Canadian C-Store State of the Industry Report

Regulatory burden hurts channel growth, costs industry more than $225 million/year

Alex Scholten (left), Raymond Bouchard

TORONTO -- Canada's 22,984 convenience store owners must comply with no less than 517 different federal and provincial laws and regulations costing them more than an estimated $225 million annually. One of the most widely dispersed and familiar industries in Canada is now possibly the most taxed and regulated industry, according to the 2012 State of the Industry Report prepared by the Canadian Convenience Stores Association (CCSA) and presented to 300 Canadian retailers, distributors and manufacturers meeting in Toronto this week for the occasion.

"This first, in-depth study focusing on convenience store regulation in Canada clearly confirms our worst fears. Our industry is very heavily regulated and this is impacting business growth and prosperity," said CCSA president Alex Scholten. "It's only a matter of time before convenience stores will vanish from this country unless the current regulatory trend is reversed. We are calling upon governments to work in partnership with our industry to address this issue, allowing for the creation of thousands of more jobs and preserving a unique family business model that provides billions in revenue for all levels of government annually."

According to the CCSA's study, the federal government is enforcing 34 laws and regulations that impact c-store retailers nationwide. On top of the federal laws and regulations, provincial governments add another layer of rules with which the industry must comply.

The level of regulation from province to province varies greatly. The provinces that most impact small business owners are Ontario with 85 laws and regulations, followed by British Columbia (72) and Quebec (62). The most c-store-friendly provinces are Manitoba with 22 laws and regulations, followed by Saskatchewan (31) and Newfoundland (38).

The report did not look at the further impact of municipal laws and regulations that apply to c-store operations.
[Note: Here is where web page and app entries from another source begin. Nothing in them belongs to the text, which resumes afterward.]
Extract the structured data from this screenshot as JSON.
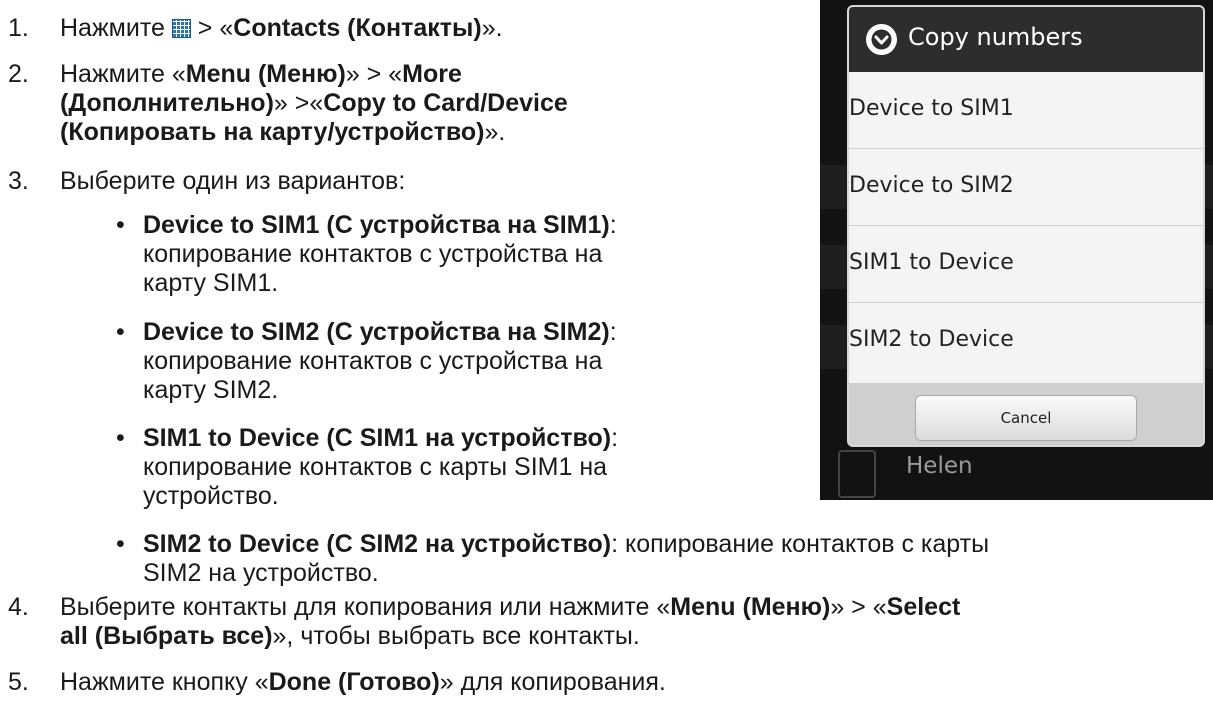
{
  "instructions": {
    "s1": {
      "num": "1.",
      "a": "Нажмите ",
      "b": " > «",
      "c": "Contacts (Контакты)",
      "d": "»."
    },
    "s2": {
      "num": "2.",
      "a": "Нажмите «",
      "b": "Menu (Меню)",
      "c": "» > «",
      "d": "More",
      "e": "(Дополнительно)",
      "f": "» >«",
      "g": "Copy to Card/Device",
      "h": "(Копировать на карту/устройство)",
      "i": "»."
    },
    "s3": {
      "num": "3.",
      "text": "Выберите один из вариантов:"
    },
    "bullets": [
      {
        "dot": "•",
        "bold": "Device to SIM1 (С устройства на SIM1)",
        "rest": ":",
        "l2": "копирование контактов с устройства на",
        "l3": "карту SIM1."
      },
      {
        "dot": "•",
        "bold": "Device to SIM2 (С устройства на SIM2)",
        "rest": ":",
        "l2": "копирование контактов с устройства на",
        "l3": "карту SIM2."
      },
      {
        "dot": "•",
        "bold": "SIM1 to Device (С SIM1 на устройство)",
        "rest": ":",
        "l2": "копирование контактов с карты SIM1 на",
        "l3": "устройство."
      },
      {
        "dot": "•",
        "bold": "SIM2 to Device (С SIM2 на устройство)",
        "rest": ": копирование контактов с карты",
        "l2": "SIM2 на устройство."
      }
    ],
    "s4": {
      "num": "4.",
      "a": "Выберите контакты для копирования или нажмите «",
      "b": "Menu (Меню)",
      "c": "» > «",
      "d": "Select",
      "e": "all (Выбрать все)",
      "f": "», чтобы выбрать все контакты."
    },
    "s5": {
      "num": "5.",
      "a": "Нажмите кнопку «",
      "b": "Done (Готово)",
      "c": "» для копирования."
    }
  },
  "dialog": {
    "title": "Copy numbers",
    "title_icon": "chevron-down-circle-icon",
    "options": [
      "Device to SIM1",
      "Device to SIM2",
      "SIM1 to Device",
      "SIM2 to Device"
    ],
    "cancel_label": "Cancel"
  },
  "background_contact": {
    "name": "Helen"
  },
  "colors": {
    "dialog_title_bg": "#2d2d2d",
    "dialog_bg": "#f4f4f4",
    "phone_bg": "#121212"
  }
}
"The cumulative effect of the sheer volume of this regulatory environment is that business growth and prosperity is impeded and that affects our ability to employ more Canadians and generate economic growth." said Scholten.

While overall industry profits are estimated at close to $1 billion annually, revenue generated by the c-store industry for government exceeds $16 billion annually. In other words, for every dollar of profit the industry generates, governments collect $16 in revenue.

In addition to withstanding a heavy regulatory burden, Canadian c-stores' profitability continues to be hit hard by the persistence of contraband tobacco and excessive credit-card transaction fees. Contraband tobacco continues to erode 20% to 25% of the market, mostly in Ontario and Quebec.

As for credit-card fees in Canada, they are among the highest in the world, the group said, and c-store owners in Canada are paying the price. The CCSA's study indicates that more than $36,000 in net expenses per store on average go to pay for debit and credit-card related expenses annually. Studies have shown that Canadian fees are almost twice the rates charged to merchants in Australia, New Zealand and many parts of Europe.

"We can't keep paying such exorbitant fees in Canada and expect to stay in business." said Scholten.

Despite those strong headwinds, the industry is showing remarkable resilience. C-store sales (apart from gasoline) fell 3.2% this year, reflecting tougher competition while sales at convenience stores with gas stations increased 22.3%--a situation mainly attributed to higher fuel prices (at 123.6 cents per liter in 2011, the average gas price was 20.4% higher than the 2010 average of $102.7). Having lost 346 stores in 2010, the industry regained 347 in 2011 for a net gain of one store over the past two years.

Meanwhile, the National Association of Convenience Stores Distributors (NACDA) announced its intention to enter into an affiliation agreement with the CCSA, thus becoming the fifth autonomous entity of the association, the same level as the four existing regional associations (Atlantic, Quebec, Ontario and Western Canada).